Propellant Actuated Devices
290(C) Warheads--General (U)
Compensating Elements (Fire Control Series)
The Automotive Assembly (Automotive Series)
Ammunition and Explosives Series
Solid Propellants, Part One
174(C) Solid Propellants, Part Two (U)
Properties of Explosives of Military Interest,
Section 1
178(C) Properties of Explosives of Military Interest,
Section 2 (U)
Fuzes, General and Mechanical
211(C) Fuzes, Proximity, Electrical, Part One (U)
Fuzes, Proximity, Electrical, Part Two (U)
Fuze's, Proximity, Electrical, Part Three (U)
214 (S) Fuzes, Proximity, Electrical, Part Four (U)
215(C) Fuzes, Proximity, Electrical, Part Five (U)
Section 1, Artillery Ammunition--General,
with Table of ContentS, Glossary and
Index for Series
245(C) Section 2, Design for Terminal Effects (U)
Section 3, Design for Control of Flight Char246

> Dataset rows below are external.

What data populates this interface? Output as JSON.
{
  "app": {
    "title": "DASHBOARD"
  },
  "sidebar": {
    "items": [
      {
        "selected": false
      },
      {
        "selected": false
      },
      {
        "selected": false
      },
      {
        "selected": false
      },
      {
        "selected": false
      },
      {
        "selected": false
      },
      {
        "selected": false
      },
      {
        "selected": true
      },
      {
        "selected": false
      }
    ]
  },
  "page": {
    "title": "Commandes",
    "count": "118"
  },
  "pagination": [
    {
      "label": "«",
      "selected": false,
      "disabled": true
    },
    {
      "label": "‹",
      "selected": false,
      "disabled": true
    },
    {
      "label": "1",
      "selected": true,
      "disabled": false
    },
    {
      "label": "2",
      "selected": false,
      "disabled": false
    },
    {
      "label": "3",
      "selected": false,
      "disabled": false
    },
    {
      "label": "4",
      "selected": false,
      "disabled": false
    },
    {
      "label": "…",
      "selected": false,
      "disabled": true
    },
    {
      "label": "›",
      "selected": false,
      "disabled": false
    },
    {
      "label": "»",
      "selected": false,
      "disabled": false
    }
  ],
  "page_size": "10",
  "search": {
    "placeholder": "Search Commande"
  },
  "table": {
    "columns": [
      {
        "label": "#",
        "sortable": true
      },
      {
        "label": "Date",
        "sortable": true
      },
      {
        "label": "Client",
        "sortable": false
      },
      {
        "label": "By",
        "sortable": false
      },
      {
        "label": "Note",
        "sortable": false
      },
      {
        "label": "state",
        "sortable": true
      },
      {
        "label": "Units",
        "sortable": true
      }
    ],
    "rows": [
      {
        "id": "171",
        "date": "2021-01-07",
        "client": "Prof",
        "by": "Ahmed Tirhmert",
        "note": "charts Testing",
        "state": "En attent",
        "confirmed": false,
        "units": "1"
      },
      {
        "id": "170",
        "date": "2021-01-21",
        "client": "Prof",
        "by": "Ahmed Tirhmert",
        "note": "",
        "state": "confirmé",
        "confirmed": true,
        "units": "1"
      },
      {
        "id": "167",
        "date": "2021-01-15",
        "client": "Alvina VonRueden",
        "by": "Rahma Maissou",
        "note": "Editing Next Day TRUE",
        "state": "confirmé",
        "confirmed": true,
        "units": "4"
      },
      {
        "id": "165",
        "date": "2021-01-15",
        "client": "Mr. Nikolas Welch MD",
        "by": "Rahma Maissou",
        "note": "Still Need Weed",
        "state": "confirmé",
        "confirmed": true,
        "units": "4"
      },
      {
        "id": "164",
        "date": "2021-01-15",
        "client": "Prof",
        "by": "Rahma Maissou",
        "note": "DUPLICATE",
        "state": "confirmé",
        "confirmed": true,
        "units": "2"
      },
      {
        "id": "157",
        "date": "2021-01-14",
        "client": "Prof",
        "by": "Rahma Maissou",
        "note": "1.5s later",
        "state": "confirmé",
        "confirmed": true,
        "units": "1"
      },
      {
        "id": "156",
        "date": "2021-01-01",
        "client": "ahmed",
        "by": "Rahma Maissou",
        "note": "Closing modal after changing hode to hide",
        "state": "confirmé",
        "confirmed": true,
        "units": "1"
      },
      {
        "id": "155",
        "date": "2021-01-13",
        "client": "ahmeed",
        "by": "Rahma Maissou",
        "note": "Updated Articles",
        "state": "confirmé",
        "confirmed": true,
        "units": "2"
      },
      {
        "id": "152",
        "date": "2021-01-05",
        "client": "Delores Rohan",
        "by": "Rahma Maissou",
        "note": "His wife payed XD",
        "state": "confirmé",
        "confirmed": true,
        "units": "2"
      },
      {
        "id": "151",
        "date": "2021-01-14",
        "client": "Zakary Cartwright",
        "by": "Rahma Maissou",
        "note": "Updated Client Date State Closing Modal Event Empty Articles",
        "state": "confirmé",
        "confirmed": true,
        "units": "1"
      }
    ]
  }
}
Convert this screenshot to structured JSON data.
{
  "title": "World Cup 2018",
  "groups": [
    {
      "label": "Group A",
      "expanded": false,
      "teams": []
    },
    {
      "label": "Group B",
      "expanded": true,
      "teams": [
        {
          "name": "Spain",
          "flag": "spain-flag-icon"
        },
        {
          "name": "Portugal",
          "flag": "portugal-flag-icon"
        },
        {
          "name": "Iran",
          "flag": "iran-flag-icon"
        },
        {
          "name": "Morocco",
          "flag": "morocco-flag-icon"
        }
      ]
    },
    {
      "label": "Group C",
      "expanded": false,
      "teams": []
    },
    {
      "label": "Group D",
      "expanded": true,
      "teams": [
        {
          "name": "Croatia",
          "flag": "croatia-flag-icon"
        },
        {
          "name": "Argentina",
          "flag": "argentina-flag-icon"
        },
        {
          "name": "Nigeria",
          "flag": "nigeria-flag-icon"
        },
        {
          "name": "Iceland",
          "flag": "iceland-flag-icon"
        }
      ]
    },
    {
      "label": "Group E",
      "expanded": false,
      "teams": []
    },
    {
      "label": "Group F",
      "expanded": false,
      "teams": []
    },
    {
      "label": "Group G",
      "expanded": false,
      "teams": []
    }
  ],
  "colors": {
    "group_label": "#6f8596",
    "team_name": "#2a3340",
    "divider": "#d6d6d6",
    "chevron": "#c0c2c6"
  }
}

247(C) Section 4, Design for Projection (U)
Section 5, Inspection Aspects of Artillery
Ammunition Design
249(C) Section 6, Manufacture of Metallic Components
of Artillery Ammunition (U)

Ballistic Missile Series

281(S-RD) Weapon System Effectiveness (U)
Propulsion and Propellants
Trajectories (U)
Ballistics Series
Trajectories, Differential Effects, and l^ata
for Projectiles
Elements of Terminal Ballistics, Part One,
Introduction, Kill Mechanisms, and
Vulnerability (U)
161 (S)
Elements of Terminal Ballistics, Part Two,
Collection and Analysis of Data Concerning Targets (U)
162(S-RD) Elements of Terminal Ballistics, Part Three,
Application to Missile and Space Targets(U)
Carriages and Mounts Series
Recoil Systems
Top Carriages
Bottom Carriages
Elevating Mechanisms
Traversing Mechanisms
Materials Handbooks
Aluminum and Aluminum Alloys
Copper and Copper Alloys
Magnesium and Magnesium Alloys
Titanium and Titanium Alloys
Gasket Materials (Nonmetallic)
Rubber and Rubber-Like Materials
Corrosion and Corrosion Protection of Metals
Surface-to-Air Missile SerieB
Part One, System Integration
Part Two, Weapon Control
Part Three, Computers
Part Four, Missile Armament (U)
Part Five, Countermeasures (U)
Part Six, Structures and Power Sources
297 (S)
Part Seven, Sample Problem (U)